*** PROVIDED INFORMATION

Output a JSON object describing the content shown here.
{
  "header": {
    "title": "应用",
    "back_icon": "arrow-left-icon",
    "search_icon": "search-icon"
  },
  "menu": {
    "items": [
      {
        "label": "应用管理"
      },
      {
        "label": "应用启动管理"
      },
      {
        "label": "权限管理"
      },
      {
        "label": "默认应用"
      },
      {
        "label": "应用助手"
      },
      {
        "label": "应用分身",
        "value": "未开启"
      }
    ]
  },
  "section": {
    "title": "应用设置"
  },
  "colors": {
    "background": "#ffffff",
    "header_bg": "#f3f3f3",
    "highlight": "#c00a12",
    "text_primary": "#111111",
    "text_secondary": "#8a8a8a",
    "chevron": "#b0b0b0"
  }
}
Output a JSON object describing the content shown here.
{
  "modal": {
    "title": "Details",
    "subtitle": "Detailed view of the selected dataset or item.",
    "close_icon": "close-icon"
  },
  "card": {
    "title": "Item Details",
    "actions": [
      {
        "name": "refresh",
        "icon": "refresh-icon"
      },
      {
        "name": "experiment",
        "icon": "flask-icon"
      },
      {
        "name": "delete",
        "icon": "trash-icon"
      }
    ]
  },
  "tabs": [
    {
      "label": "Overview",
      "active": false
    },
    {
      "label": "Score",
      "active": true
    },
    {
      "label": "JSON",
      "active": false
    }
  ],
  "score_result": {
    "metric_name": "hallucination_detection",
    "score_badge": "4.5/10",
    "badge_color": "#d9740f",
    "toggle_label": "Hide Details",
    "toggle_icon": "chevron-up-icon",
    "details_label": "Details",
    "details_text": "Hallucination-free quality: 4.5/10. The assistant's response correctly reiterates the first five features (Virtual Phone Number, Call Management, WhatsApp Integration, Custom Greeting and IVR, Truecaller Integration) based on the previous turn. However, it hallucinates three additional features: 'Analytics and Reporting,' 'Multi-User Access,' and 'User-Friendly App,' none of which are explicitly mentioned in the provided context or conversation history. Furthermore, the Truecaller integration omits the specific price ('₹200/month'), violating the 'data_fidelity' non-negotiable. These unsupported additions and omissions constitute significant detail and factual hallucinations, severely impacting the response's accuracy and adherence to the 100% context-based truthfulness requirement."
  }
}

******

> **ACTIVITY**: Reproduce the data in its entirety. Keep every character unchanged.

> **YOUR RESPONSE**:
Output a JSON object describing the content shown here.
{
  "header": {
    "title": "应用",
    "back_icon": "arrow-left-icon",
    "search_icon": "search-icon"
  },
  "menu": {
    "items": [
      {
        "label": "应用管理"
      },
      {
        "label": "应用启动管理"
      },
      {
        "label": "权限管理"
      },
      {
        "label": "默认应用"
      },
      {
        "label": "应用助手"
      },
      {
        "label": "应用分身",
        "value": "未开启"
      }
    ]
  },
  "section": {
    "title": "应用设置"
  },
  "colors": {
    "background": "#ffffff",
    "header_bg": "#f3f3f3",
    "highlight": "#c00a12",
    "text_primary": "#111111",
    "text_secondary": "#8a8a8a",
    "chevron": "#b0b0b0"
  }
}
Output a JSON object describing the content shown here.
{
  "modal": {
    "title": "Details",
    "subtitle": "Detailed view of the selected dataset or item.",
    "close_icon": "close-icon"
  },
  "card": {
    "title": "Item Details",
    "actions": [
      {
        "name": "refresh",
        "icon": "refresh-icon"
      },
      {
        "name": "experiment",
        "icon": "flask-icon"
      },
      {
        "name": "delete",
        "icon": "trash-icon"
      }
    ]
  },
  "tabs": [
    {
      "label": "Overview",
      "active": false
    },
    {
      "label": "Score",
      "active": true
    },
    {
      "label": "JSON",
      "active": false
    }
  ],
  "score_result": {
    "metric_name": "hallucination_detection",
    "score_badge": "4.5/10",
    "badge_color": "#d9740f",
    "toggle_label": "Hide Details",
    "toggle_icon": "chevron-up-icon",
    "details_label": "Details",
    "details_text": "Hallucination-free quality: 4.5/10. The assistant's response correctly reiterates the first five features (Virtual Phone Number, Call Management, WhatsApp Integration, Custom Greeting and IVR, Truecaller Integration) based on the previous turn. However, it hallucinates three additional features: 'Analytics and Reporting,' 'Multi-User Access,' and 'User-Friendly App,' none of which are explicitly mentioned in the provided context or conversation history. Furthermore, the Truecaller integration omits the specific price ('₹200/month'), violating the 'data_fidelity' non-negotiable. These unsupported additions and omissions constitute significant detail and factual hallucinations, severely impacting the response's accuracy and adherence to the 100% context-based truthfulness requirement."
  }
}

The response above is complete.